In the early 2000s, several exhibitions of Moana art from Aotearoa were presented overseas. These exhibitions coincided with a wider ‘global turn’ in the 1990s and 2000s, in which curators turned their attention towards non-western art to present a global programme. The ‘global’ has subsequently dominated curatorial discourse and art history. In the process, Indigenous art’s international movements have often been historicised through a ‘top down’ global framework that renders entry into a global paradigm the only set of relations governing these exhibitions.

This thesis takes a different tact. Specifically, it draws on relationality to suggest the Moana has always held an ever-thickening web of shared and entangled histories with geographies around the world. While not minimising the influence of the global turn on offshore presentations of Moana art, relationality reintroduces other, much longer histories into the context of these exhibitions. This approach deliberately moves away from the global framework’s emphasis on inclusion and recognition to examine how prior histories and entanglements were either acknowledged or minimised in international exhibitions of Moana art from Aotearoa.

Specifically, this thesis uses comparative analysis to examine four exhibitions staged in the 2000s: "Paradise Now? Contemporary Art from the Pacific", Asia Society Museum, New York City, 2004; "Pasifika Styles", Cambridge University Museum of Archaeology and Anthropology, Cambridge, 2006-2008; "Date Line: Contemporary Art from the Pacific", Neue Berliner Kunstverein, Berlin, 2007-2008, and "Le Folauga: the past coming forward: Contemporary Pacific art from Aotearoa New Zealand", Kaohsiung Museum of Fine Arts, Taipei, 2008.
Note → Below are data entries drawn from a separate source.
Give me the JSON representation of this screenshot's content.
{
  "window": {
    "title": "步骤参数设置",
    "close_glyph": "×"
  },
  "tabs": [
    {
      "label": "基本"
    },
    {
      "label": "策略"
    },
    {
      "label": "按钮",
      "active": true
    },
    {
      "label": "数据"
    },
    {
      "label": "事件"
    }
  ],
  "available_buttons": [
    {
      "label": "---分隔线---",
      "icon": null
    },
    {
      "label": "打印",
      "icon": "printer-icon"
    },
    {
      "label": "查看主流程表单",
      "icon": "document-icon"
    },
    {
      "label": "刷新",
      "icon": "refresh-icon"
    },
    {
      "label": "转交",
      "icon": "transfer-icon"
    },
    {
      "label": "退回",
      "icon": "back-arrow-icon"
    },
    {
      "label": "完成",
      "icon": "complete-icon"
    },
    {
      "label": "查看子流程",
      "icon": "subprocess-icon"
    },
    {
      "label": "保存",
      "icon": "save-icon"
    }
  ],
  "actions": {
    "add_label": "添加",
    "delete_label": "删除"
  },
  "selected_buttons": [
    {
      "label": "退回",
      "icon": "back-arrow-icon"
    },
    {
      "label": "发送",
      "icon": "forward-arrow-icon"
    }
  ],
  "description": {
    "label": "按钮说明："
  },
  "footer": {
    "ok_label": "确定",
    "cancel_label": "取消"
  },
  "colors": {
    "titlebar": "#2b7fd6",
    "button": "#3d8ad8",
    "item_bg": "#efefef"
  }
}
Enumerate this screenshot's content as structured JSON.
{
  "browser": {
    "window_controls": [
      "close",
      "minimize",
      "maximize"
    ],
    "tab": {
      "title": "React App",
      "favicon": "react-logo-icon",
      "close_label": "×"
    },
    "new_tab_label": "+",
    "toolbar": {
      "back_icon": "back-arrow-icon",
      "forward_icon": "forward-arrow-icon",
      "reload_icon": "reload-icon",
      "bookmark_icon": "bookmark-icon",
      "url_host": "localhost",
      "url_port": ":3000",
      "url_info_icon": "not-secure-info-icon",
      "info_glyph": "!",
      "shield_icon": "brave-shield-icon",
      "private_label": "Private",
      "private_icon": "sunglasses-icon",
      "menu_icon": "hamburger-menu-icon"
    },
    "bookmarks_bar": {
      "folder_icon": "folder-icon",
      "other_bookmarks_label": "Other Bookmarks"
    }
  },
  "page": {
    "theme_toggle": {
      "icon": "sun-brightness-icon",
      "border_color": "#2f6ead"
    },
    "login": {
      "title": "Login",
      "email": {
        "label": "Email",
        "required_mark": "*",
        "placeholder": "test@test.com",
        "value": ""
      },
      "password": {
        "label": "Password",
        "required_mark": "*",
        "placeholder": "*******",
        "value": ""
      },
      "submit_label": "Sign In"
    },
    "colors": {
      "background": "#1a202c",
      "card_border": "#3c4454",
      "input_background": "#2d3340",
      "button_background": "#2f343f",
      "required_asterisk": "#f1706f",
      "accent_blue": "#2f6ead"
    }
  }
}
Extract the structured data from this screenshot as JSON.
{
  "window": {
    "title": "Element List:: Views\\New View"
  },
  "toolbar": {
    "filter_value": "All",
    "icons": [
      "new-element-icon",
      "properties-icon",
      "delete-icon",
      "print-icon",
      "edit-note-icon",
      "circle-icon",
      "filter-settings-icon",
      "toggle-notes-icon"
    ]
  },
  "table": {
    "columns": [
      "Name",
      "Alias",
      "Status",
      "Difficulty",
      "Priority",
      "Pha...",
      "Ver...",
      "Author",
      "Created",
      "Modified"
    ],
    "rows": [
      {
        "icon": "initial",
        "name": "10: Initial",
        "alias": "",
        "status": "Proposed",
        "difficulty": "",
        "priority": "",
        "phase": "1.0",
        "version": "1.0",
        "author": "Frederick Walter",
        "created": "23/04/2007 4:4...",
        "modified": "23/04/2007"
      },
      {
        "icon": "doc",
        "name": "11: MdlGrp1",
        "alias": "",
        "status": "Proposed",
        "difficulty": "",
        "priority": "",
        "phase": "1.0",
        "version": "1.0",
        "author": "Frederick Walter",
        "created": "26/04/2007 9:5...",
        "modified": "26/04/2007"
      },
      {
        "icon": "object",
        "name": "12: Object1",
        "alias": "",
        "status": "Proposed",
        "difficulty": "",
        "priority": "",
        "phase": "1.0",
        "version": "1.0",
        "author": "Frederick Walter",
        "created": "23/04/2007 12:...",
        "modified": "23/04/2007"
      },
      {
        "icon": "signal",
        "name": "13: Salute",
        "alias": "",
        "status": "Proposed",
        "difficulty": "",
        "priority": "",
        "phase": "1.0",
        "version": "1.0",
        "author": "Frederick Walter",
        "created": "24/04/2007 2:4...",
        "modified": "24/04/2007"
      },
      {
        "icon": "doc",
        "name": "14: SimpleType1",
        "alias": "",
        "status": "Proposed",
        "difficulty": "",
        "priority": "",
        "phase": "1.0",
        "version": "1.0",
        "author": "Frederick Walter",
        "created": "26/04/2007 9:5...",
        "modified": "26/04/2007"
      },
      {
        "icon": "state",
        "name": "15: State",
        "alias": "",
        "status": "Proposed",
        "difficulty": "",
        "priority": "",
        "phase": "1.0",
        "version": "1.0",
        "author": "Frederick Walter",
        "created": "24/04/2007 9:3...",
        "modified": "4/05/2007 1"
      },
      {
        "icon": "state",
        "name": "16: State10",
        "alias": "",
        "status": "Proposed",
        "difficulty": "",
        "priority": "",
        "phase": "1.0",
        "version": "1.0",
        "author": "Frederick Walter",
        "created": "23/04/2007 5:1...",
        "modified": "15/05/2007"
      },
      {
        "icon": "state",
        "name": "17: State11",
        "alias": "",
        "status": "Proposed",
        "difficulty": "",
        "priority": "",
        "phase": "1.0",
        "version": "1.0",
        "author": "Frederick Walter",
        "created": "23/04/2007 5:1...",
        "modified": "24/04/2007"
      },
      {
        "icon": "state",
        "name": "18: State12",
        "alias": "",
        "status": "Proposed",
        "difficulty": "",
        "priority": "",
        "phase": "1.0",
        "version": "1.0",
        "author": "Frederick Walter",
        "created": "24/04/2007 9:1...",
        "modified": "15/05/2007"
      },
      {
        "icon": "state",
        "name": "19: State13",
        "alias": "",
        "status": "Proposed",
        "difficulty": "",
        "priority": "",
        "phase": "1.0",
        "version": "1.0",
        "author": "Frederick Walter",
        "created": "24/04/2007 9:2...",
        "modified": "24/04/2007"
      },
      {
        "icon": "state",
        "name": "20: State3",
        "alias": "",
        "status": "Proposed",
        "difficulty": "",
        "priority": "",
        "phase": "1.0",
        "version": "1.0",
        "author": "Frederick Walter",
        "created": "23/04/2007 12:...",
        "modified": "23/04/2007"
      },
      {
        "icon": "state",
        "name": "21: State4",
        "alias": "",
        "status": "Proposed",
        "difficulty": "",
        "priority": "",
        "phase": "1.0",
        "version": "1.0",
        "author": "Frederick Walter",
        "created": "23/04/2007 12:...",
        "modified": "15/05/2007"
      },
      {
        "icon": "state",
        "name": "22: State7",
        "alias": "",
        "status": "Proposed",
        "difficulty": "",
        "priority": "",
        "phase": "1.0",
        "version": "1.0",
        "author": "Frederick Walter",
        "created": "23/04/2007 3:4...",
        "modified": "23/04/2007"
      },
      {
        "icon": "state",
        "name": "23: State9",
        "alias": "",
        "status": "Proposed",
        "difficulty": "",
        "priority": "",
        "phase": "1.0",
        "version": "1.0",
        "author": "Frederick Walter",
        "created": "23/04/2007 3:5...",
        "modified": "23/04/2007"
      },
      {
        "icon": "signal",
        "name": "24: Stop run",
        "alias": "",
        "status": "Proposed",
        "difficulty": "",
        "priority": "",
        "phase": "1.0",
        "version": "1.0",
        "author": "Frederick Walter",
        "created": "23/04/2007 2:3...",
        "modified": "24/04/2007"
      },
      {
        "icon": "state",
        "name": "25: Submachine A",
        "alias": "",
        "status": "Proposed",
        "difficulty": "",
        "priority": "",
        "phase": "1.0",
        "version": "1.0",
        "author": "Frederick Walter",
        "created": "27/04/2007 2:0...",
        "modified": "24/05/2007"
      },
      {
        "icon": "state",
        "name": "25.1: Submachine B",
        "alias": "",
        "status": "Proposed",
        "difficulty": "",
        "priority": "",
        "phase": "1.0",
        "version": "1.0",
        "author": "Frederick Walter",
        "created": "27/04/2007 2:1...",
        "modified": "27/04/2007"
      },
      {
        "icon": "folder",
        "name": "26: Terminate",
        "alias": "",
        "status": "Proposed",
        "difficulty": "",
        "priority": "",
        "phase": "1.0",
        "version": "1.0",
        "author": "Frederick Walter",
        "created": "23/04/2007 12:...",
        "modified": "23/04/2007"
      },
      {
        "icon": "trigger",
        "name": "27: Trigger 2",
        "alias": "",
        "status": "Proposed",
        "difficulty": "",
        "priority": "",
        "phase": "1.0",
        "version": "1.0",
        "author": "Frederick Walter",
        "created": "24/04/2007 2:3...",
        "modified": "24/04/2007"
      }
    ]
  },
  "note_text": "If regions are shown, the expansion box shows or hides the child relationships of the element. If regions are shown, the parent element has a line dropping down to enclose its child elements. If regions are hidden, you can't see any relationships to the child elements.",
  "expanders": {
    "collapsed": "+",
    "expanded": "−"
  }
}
Drawing on relationality, this thesis argues that these four exhibitions can be distinguished as producing either ‘thin’ or ‘thick’ relations, corresponding with the extent of entanglements acknowledged, fostered, and at times overlooked within each exhibition. In doing so, this thesis argues that international exhibitions actively shape and frame relations between Moana art and its hosting contexts in ways that are more sprawling and complex than the global paradigm would recognise.


Copyright Date
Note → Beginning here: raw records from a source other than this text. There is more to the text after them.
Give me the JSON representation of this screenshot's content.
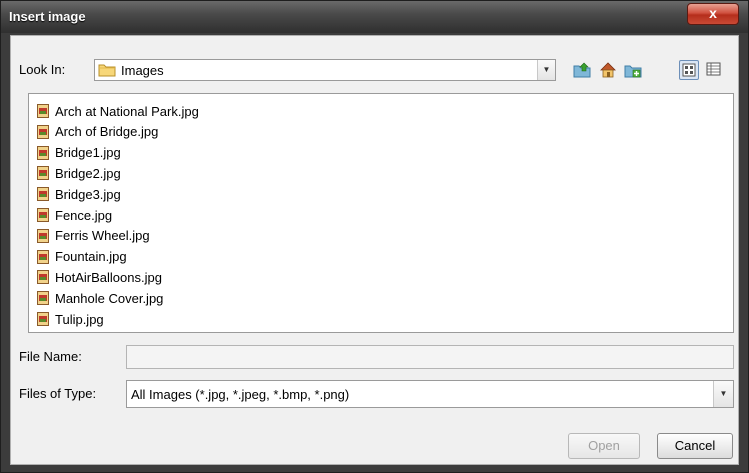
{
  "window": {
    "title": "Insert image",
    "close_label": "x"
  },
  "look_in": {
    "label": "Look In:",
    "value": "Images"
  },
  "toolbar": {
    "icons": [
      "up-folder-icon",
      "home-icon",
      "new-folder-icon",
      "list-view-icon",
      "details-view-icon"
    ]
  },
  "files": [
    "Arch at National Park.jpg",
    "Arch of Bridge.jpg",
    "Bridge1.jpg",
    "Bridge2.jpg",
    "Bridge3.jpg",
    "Fence.jpg",
    "Ferris Wheel.jpg",
    "Fountain.jpg",
    "HotAirBalloons.jpg",
    "Manhole Cover.jpg",
    "Tulip.jpg"
  ],
  "file_name": {
    "label": "File Name:",
    "value": ""
  },
  "file_type": {
    "label": "Files of Type:",
    "value": "All Images (*.jpg, *.jpeg, *.bmp, *.png)"
  },
  "buttons": {
    "open": "Open",
    "cancel": "Cancel"
  }
}
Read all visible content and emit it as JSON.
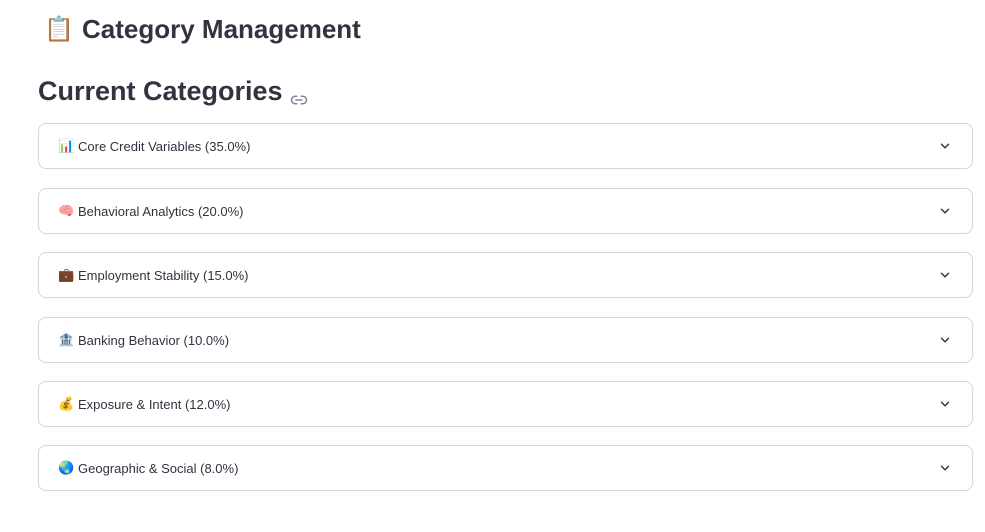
{
  "header": {
    "title_icon": "clipboard-icon",
    "title_emoji": "📋",
    "title": "Category Management"
  },
  "section": {
    "heading": "Current Categories",
    "anchor_icon": "link-icon"
  },
  "categories": [
    {
      "icon": "bar-chart-icon",
      "emoji": "📊",
      "label": "Core Credit Variables (35.0%)"
    },
    {
      "icon": "brain-icon",
      "emoji": "🧠",
      "label": "Behavioral Analytics (20.0%)"
    },
    {
      "icon": "briefcase-icon",
      "emoji": "💼",
      "label": "Employment Stability (15.0%)"
    },
    {
      "icon": "bank-icon",
      "emoji": "🏦",
      "label": "Banking Behavior (10.0%)"
    },
    {
      "icon": "money-bag-icon",
      "emoji": "💰",
      "label": "Exposure & Intent (12.0%)"
    },
    {
      "icon": "globe-icon",
      "emoji": "🌏",
      "label": "Geographic & Social (8.0%)"
    }
  ]
}
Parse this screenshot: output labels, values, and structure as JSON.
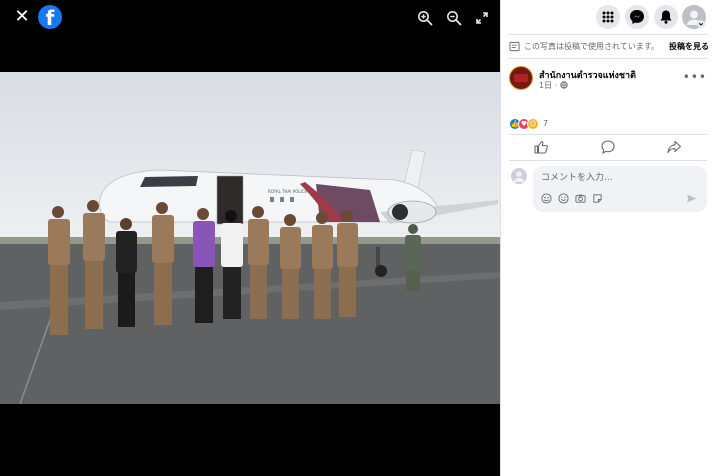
{
  "viewer": {
    "close_icon": "close-icon",
    "logo_icon": "facebook-logo",
    "logo_letter": "f",
    "tools": [
      "zoom-in-icon",
      "zoom-out-icon",
      "fullscreen-icon"
    ]
  },
  "photo": {
    "aircraft_label": "ROYAL THAI POLICE"
  },
  "header": {
    "buttons": [
      "menu-grid-icon",
      "messenger-icon",
      "notifications-icon",
      "profile-avatar"
    ]
  },
  "notice": {
    "text": "この写真は投稿で使用されています。",
    "link": "投稿を見る"
  },
  "post": {
    "page_name": "สำนักงานตำรวจแห่งชาติ",
    "time": "1日 · ",
    "reaction_count": "7",
    "reactions": [
      "like",
      "love",
      "care"
    ]
  },
  "comment": {
    "placeholder": "コメントを入力..."
  },
  "colors": {
    "facebook_blue": "#1877f2",
    "viewer_bg": "#000000",
    "like": "#1877f2",
    "love": "#f33e58",
    "care": "#f7b125"
  }
}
Date of Award



Te Herenga Waka—Victoria University of Wellington

Rights License

Author Retains Copyright

Degree Discipline
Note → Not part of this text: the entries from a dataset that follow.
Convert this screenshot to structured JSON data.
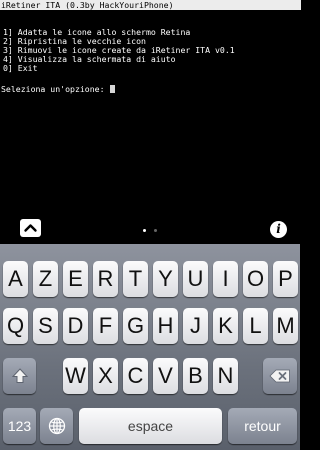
{
  "terminal": {
    "title": "iRetiner ITA (0.3by HackYouriPhone)",
    "menu_items": [
      "1] Adatta le icone allo schermo Retina",
      "2] Ripristina le vecchie icon",
      "3] Rimuovi le icone create da iRetiner ITA v0.1",
      "4] Visualizza la schermata di aiuto",
      "0] Exit"
    ],
    "prompt": "Seleziona un'opzione: "
  },
  "toolbar": {
    "keyboard_toggle_icon": "chevron-up-icon",
    "info_label": "i",
    "page_indicator": {
      "pages": 2,
      "current": 1
    }
  },
  "keyboard": {
    "row1": [
      "A",
      "Z",
      "E",
      "R",
      "T",
      "Y",
      "U",
      "I",
      "O",
      "P"
    ],
    "row2": [
      "Q",
      "S",
      "D",
      "F",
      "G",
      "H",
      "J",
      "K",
      "L",
      "M"
    ],
    "row3": [
      "W",
      "X",
      "C",
      "V",
      "B",
      "N"
    ],
    "numbers_label": "123",
    "space_label": "espace",
    "return_label": "retour",
    "icons": {
      "shift": "shift-icon",
      "backspace": "backspace-icon",
      "globe": "globe-icon"
    }
  },
  "colors": {
    "terminal_bg": "#000000",
    "terminal_text": "#ffffff",
    "keyboard_bg": "#6b717c",
    "key_light": "#f4f4f6",
    "key_dark": "#8a909c"
  }
}
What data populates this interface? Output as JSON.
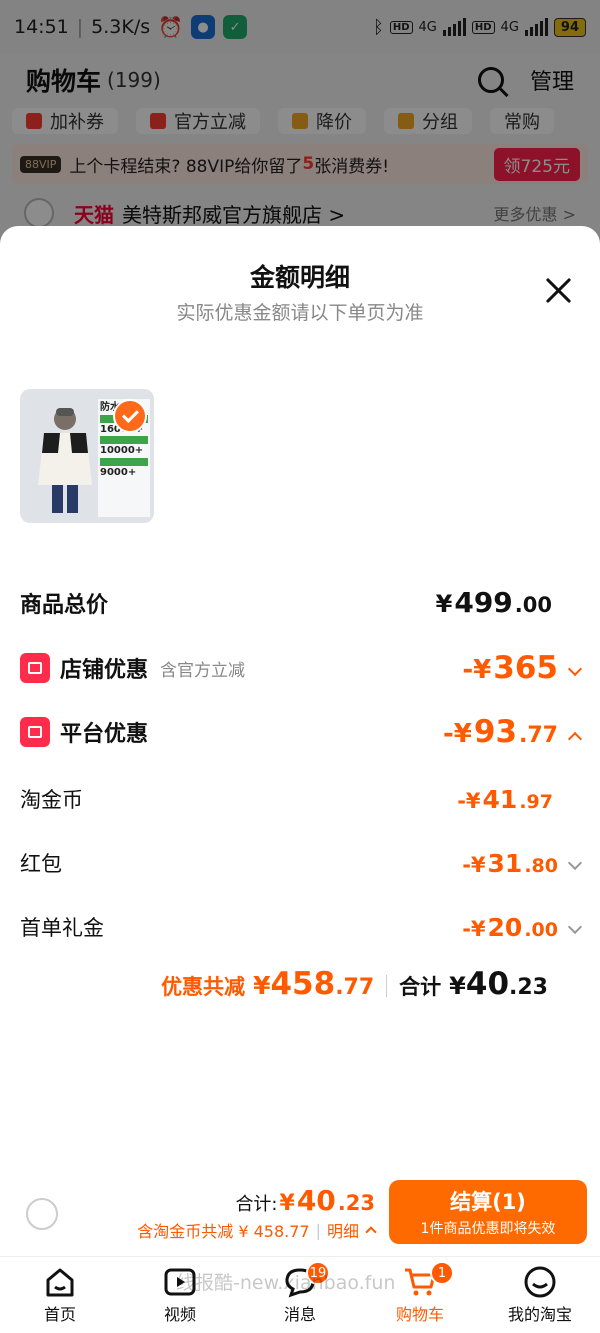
{
  "status_bar": {
    "time": "14:51",
    "speed": "5.3K/s",
    "net1": "4G",
    "net2": "4G",
    "hd": "HD",
    "battery": "94"
  },
  "cart": {
    "title": "购物车",
    "count": "(199)",
    "manage_label": "管理",
    "chips": [
      "加补券",
      "官方立减",
      "降价",
      "分组",
      "常购"
    ],
    "vip_tag": "88VIP",
    "vip_text_before": "上个卡程结束? 88VIP给你留了",
    "vip_count": "5",
    "vip_text_after": "张消费券!",
    "vip_button": "领725元",
    "store_brand": "天猫",
    "store_name": "美特斯邦威官方旗舰店 >",
    "store_more": "更多优惠 >"
  },
  "sheet": {
    "title": "金额明细",
    "subtitle": "实际优惠金额请以下单页为准",
    "product_thumb_text": {
      "heading": "防水",
      "line1": "16000+",
      "line2": "10000+",
      "line3": "9000+"
    },
    "rows": {
      "total": {
        "label": "商品总价",
        "currency": "¥",
        "int": "499",
        "dec": ".00"
      },
      "store": {
        "label": "店铺优惠",
        "note": "含官方立减",
        "prefix": "-¥",
        "int": "365",
        "dec": ""
      },
      "platform": {
        "label": "平台优惠",
        "prefix": "-¥",
        "int": "93",
        "dec": ".77"
      },
      "coins": {
        "label": "淘金币",
        "prefix": "-¥",
        "int": "41",
        "dec": ".97"
      },
      "redpacket": {
        "label": "红包",
        "prefix": "-¥",
        "int": "31",
        "dec": ".80"
      },
      "firstorder": {
        "label": "首单礼金",
        "prefix": "-¥",
        "int": "20",
        "dec": ".00"
      }
    },
    "summary": {
      "discount_label": "优惠共减",
      "discount_currency": "¥",
      "discount_int": "458",
      "discount_dec": ".77",
      "total_label": "合计",
      "total_currency": "¥",
      "total_int": "40",
      "total_dec": ".23"
    }
  },
  "checkout": {
    "total_label": "合计:",
    "total_currency": "¥",
    "total_int": "40",
    "total_dec": ".23",
    "sub_text": "含淘金币共减 ¥ 458.77",
    "sub_sep": "|",
    "detail_label": "明细",
    "button_main": "结算(1)",
    "button_sub": "1件商品优惠即将失效"
  },
  "tabbar": {
    "tabs": [
      {
        "label": "首页",
        "icon": "home-icon"
      },
      {
        "label": "视频",
        "icon": "video-icon"
      },
      {
        "label": "消息",
        "icon": "message-icon",
        "badge": "19"
      },
      {
        "label": "购物车",
        "icon": "cart-icon",
        "badge": "1"
      },
      {
        "label": "我的淘宝",
        "icon": "profile-icon"
      }
    ]
  },
  "watermark": "线报酷-new.xianbao.fun",
  "colors": {
    "accent": "#ff5a00",
    "checkout_button": "#ff6a00",
    "promo_red": "#ff2d4b"
  }
}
Art History

Degree Grantor

Te Herenga Waka—Victoria University of Wellington

Degree Level


Degree Name

Master of Arts

ANZSRC Type Of Activity code

1 Pure basic research

Victoria University of Wellington Item Type

Awarded Research Masters Thesis



Victoria University of Wellington School

School of English, Film, Theatre, Media Studies and Art History


Brunt, Peter